TASK STATEMENT - Leaving out every picture, quote the data below exactly as it appears.

INFORMATION -
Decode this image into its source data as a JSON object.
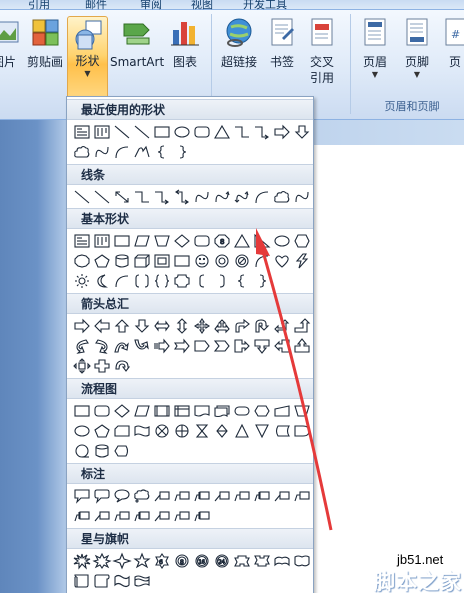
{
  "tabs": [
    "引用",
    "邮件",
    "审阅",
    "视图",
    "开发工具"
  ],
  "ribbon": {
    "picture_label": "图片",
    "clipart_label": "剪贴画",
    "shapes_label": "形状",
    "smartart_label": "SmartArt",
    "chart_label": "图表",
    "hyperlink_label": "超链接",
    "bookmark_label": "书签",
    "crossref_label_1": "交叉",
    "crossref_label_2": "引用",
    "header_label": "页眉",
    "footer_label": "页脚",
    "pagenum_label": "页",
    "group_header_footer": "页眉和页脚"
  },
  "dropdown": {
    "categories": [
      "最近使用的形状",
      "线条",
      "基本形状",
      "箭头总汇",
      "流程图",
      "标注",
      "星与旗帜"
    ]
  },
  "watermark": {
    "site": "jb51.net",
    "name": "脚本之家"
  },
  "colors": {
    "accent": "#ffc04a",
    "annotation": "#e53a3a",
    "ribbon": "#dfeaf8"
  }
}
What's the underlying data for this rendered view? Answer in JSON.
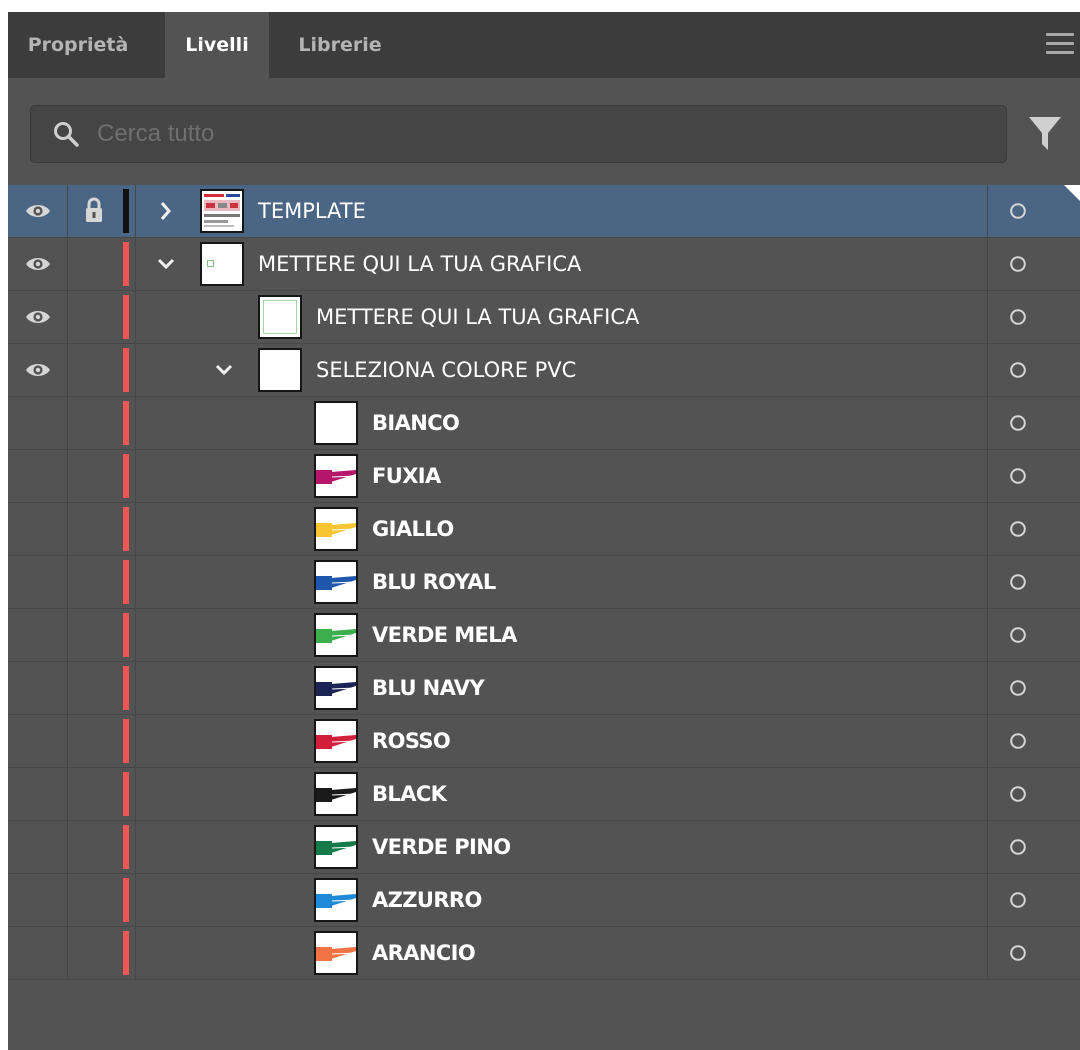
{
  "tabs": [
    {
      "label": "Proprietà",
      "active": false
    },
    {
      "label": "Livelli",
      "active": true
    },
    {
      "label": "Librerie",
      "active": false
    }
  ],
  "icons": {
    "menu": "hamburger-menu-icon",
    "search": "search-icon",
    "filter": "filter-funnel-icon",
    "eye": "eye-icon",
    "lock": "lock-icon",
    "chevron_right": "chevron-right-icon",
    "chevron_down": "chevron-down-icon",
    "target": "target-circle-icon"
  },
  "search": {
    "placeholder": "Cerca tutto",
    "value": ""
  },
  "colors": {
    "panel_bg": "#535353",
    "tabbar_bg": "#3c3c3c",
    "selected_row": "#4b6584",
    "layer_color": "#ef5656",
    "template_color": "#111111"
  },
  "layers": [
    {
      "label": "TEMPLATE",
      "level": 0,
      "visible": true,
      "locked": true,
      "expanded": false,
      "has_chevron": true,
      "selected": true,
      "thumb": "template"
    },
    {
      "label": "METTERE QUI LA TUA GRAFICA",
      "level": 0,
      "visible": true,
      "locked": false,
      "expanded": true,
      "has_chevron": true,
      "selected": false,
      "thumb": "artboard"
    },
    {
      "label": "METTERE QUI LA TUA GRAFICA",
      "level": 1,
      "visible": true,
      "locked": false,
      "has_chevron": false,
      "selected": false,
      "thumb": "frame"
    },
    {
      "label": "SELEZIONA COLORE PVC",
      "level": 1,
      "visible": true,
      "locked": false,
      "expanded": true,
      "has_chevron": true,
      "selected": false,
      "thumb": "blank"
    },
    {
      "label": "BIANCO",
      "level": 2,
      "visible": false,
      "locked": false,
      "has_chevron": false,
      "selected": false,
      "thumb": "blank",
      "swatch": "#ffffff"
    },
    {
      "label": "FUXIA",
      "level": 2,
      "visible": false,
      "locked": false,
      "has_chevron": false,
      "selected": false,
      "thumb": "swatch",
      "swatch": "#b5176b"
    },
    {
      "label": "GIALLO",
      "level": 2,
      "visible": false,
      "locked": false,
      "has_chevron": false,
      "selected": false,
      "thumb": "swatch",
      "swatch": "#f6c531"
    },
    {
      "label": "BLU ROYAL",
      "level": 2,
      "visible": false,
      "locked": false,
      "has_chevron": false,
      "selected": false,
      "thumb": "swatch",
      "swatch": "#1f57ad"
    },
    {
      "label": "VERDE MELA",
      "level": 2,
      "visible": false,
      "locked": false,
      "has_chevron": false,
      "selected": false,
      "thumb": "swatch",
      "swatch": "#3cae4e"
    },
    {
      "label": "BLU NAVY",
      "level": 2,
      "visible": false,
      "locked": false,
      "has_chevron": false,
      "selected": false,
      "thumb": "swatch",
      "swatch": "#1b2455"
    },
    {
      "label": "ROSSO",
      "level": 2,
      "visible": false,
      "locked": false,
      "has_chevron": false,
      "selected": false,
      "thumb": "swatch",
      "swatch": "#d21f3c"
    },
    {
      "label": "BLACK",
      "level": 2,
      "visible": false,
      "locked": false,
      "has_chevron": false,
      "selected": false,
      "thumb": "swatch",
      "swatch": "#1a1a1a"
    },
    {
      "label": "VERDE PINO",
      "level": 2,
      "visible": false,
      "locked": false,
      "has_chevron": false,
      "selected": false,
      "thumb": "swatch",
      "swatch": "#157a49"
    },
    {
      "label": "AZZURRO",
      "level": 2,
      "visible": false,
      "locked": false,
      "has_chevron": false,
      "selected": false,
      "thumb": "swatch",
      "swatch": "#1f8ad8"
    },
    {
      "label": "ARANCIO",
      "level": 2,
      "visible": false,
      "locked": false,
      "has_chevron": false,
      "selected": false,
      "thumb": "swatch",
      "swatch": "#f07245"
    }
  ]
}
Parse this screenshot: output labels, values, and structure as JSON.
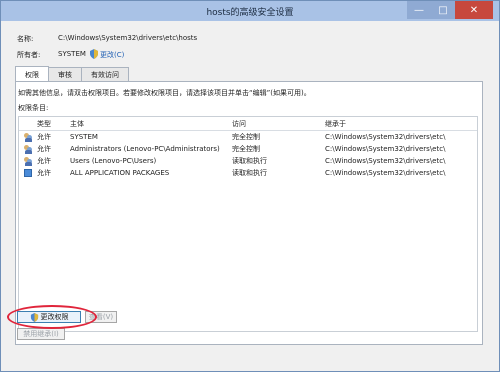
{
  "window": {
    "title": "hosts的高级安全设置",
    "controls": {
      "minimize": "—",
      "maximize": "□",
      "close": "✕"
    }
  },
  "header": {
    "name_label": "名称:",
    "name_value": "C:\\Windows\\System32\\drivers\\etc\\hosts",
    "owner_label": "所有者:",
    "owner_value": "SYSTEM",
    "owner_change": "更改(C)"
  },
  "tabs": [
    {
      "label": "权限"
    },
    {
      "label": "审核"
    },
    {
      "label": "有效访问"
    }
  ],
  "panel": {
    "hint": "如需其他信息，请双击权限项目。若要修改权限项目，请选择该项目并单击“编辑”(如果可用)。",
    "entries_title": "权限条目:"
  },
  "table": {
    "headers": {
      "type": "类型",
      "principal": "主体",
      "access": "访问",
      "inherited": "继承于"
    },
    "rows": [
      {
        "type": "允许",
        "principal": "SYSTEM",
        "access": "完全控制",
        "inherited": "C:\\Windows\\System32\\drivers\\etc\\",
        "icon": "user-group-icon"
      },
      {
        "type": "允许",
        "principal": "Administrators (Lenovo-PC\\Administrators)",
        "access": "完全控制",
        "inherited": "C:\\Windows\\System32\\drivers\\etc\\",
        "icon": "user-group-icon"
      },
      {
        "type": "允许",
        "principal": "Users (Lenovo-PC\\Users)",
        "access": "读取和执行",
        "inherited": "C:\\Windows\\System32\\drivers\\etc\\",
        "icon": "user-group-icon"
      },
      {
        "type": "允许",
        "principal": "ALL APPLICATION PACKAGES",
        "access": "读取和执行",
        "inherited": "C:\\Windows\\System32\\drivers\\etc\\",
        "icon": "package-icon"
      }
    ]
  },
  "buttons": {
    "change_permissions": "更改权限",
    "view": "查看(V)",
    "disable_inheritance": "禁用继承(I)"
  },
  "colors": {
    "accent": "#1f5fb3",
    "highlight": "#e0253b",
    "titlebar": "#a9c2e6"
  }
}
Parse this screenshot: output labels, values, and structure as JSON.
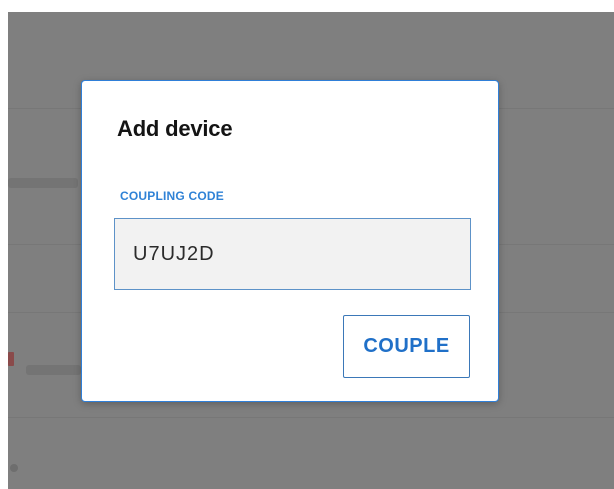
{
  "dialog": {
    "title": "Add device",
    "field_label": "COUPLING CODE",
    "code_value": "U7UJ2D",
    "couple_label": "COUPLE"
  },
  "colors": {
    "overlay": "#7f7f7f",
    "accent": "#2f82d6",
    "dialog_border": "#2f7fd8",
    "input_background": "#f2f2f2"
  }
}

ANSWER SPACE -
Decode this image into its source data as a JSON object.
{
  "tabs": [
    "引用",
    "邮件",
    "审阅",
    "视图",
    "开发工具"
  ],
  "ribbon": {
    "picture_label": "图片",
    "clipart_label": "剪贴画",
    "shapes_label": "形状",
    "smartart_label": "SmartArt",
    "chart_label": "图表",
    "hyperlink_label": "超链接",
    "bookmark_label": "书签",
    "crossref_label_1": "交叉",
    "crossref_label_2": "引用",
    "header_label": "页眉",
    "footer_label": "页脚",
    "pagenum_label": "页",
    "group_header_footer": "页眉和页脚"
  },
  "dropdown": {
    "categories": [
      "最近使用的形状",
      "线条",
      "基本形状",
      "箭头总汇",
      "流程图",
      "标注",
      "星与旗帜"
    ]
  },
  "watermark": {
    "site": "jb51.net",
    "name": "脚本之家"
  },
  "colors": {
    "accent": "#ffc04a",
    "annotation": "#e53a3a",
    "ribbon": "#dfeaf8"
  }
}
What's the underlying data for this rendered view? Answer in JSON.
{
  "tabs": [
    {
      "label": "Proprietà",
      "active": false
    },
    {
      "label": "Livelli",
      "active": true
    },
    {
      "label": "Librerie",
      "active": false
    }
  ],
  "icons": {
    "menu": "hamburger-menu-icon",
    "search": "search-icon",
    "filter": "filter-funnel-icon",
    "eye": "eye-icon",
    "lock": "lock-icon",
    "chevron_right": "chevron-right-icon",
    "chevron_down": "chevron-down-icon",
    "target": "target-circle-icon"
  },
  "search": {
    "placeholder": "Cerca tutto",
    "value": ""
  },
  "colors": {
    "panel_bg": "#535353",
    "tabbar_bg": "#3c3c3c",
    "selected_row": "#4b6584",
    "layer_color": "#ef5656",
    "template_color": "#111111"
  },
  "layers": [
    {
      "label": "TEMPLATE",
      "level": 0,
      "visible": true,
      "locked": true,
      "expanded": false,
      "has_chevron": true,
      "selected": true,
      "thumb": "template"
    },
    {
      "label": "METTERE QUI LA TUA GRAFICA",
      "level": 0,
      "visible": true,
      "locked": false,
      "expanded": true,
      "has_chevron": true,
      "selected": false,
      "thumb": "artboard"
    },
    {
      "label": "METTERE QUI LA TUA GRAFICA",
      "level": 1,
      "visible": true,
      "locked": false,
      "has_chevron": false,
      "selected": false,
      "thumb": "frame"
    },
    {
      "label": "SELEZIONA COLORE PVC",
      "level": 1,
      "visible": true,
      "locked": false,
      "expanded": true,
      "has_chevron": true,
      "selected": false,
      "thumb": "blank"
    },
    {
      "label": "BIANCO",
      "level": 2,
      "visible": false,
      "locked": false,
      "has_chevron": false,
      "selected": false,
      "thumb": "blank",
      "swatch": "#ffffff"
    },
    {
      "label": "FUXIA",
      "level": 2,
      "visible": false,
      "locked": false,
      "has_chevron": false,
      "selected": false,
      "thumb": "swatch",
      "swatch": "#b5176b"
    },
    {
      "label": "GIALLO",
      "level": 2,
      "visible": false,
      "locked": false,
      "has_chevron": false,
      "selected": false,
      "thumb": "swatch",
      "swatch": "#f6c531"
    },
    {
      "label": "BLU ROYAL",
      "level": 2,
      "visible": false,
      "locked": false,
      "has_chevron": false,
      "selected": false,
      "thumb": "swatch",
      "swatch": "#1f57ad"
    },
    {
      "label": "VERDE MELA",
      "level": 2,
      "visible": false,
      "locked": false,
      "has_chevron": false,
      "selected": false,
      "thumb": "swatch",
      "swatch": "#3cae4e"
    },
    {
      "label": "BLU NAVY",
      "level": 2,
      "visible": false,
      "locked": false,
      "has_chevron": false,
      "selected": false,
      "thumb": "swatch",
      "swatch": "#1b2455"
    },
    {
      "label": "ROSSO",
      "level": 2,
      "visible": false,
      "locked": false,
      "has_chevron": false,
      "selected": false,
      "thumb": "swatch",
      "swatch": "#d21f3c"
    },
    {
      "label": "BLACK",
      "level": 2,
      "visible": false,
      "locked": false,
      "has_chevron": false,
      "selected": false,
      "thumb": "swatch",
      "swatch": "#1a1a1a"
    },
    {
      "label": "VERDE PINO",
      "level": 2,
      "visible": false,
      "locked": false,
      "has_chevron": false,
      "selected": false,
      "thumb": "swatch",
      "swatch": "#157a49"
    },
    {
      "label": "AZZURRO",
      "level": 2,
      "visible": false,
      "locked": false,
      "has_chevron": false,
      "selected": false,
      "thumb": "swatch",
      "swatch": "#1f8ad8"
    },
    {
      "label": "ARANCIO",
      "level": 2,
      "visible": false,
      "locked": false,
      "has_chevron": false,
      "selected": false,
      "thumb": "swatch",
      "swatch": "#f07245"
    }
  ]
}
Parse this screenshot: output labels, values, and structure as JSON.
{
  "window": {
    "title": "hosts的高级安全设置",
    "controls": {
      "minimize": "—",
      "maximize": "□",
      "close": "✕"
    }
  },
  "header": {
    "name_label": "名称:",
    "name_value": "C:\\Windows\\System32\\drivers\\etc\\hosts",
    "owner_label": "所有者:",
    "owner_value": "SYSTEM",
    "owner_change": "更改(C)"
  },
  "tabs": [
    {
      "label": "权限"
    },
    {
      "label": "审核"
    },
    {
      "label": "有效访问"
    }
  ],
  "panel": {
    "hint": "如需其他信息，请双击权限项目。若要修改权限项目，请选择该项目并单击“编辑”(如果可用)。",
    "entries_title": "权限条目:"
  },
  "table": {
    "headers": {
      "type": "类型",
      "principal": "主体",
      "access": "访问",
      "inherited": "继承于"
    },
    "rows": [
      {
        "type": "允许",
        "principal": "SYSTEM",
        "access": "完全控制",
        "inherited": "C:\\Windows\\System32\\drivers\\etc\\",
        "icon": "user-group-icon"
      },
      {
        "type": "允许",
        "principal": "Administrators (Lenovo-PC\\Administrators)",
        "access": "完全控制",
        "inherited": "C:\\Windows\\System32\\drivers\\etc\\",
        "icon": "user-group-icon"
      },
      {
        "type": "允许",
        "principal": "Users (Lenovo-PC\\Users)",
        "access": "读取和执行",
        "inherited": "C:\\Windows\\System32\\drivers\\etc\\",
        "icon": "user-group-icon"
      },
      {
        "type": "允许",
        "principal": "ALL APPLICATION PACKAGES",
        "access": "读取和执行",
        "inherited": "C:\\Windows\\System32\\drivers\\etc\\",
        "icon": "package-icon"
      }
    ]
  },
  "buttons": {
    "change_permissions": "更改权限",
    "view": "查看(V)",
    "disable_inheritance": "禁用继承(I)"
  },
  "colors": {
    "accent": "#1f5fb3",
    "highlight": "#e0253b",
    "titlebar": "#a9c2e6"
  }
}
Parse this screenshot: output labels, values, and structure as JSON.
{
  "dialog": {
    "title": "Add device",
    "field_label": "COUPLING CODE",
    "code_value": "U7UJ2D",
    "couple_label": "COUPLE"
  },
  "colors": {
    "overlay": "#7f7f7f",
    "accent": "#2f82d6",
    "dialog_border": "#2f7fd8",
    "input_background": "#f2f2f2"
  }
}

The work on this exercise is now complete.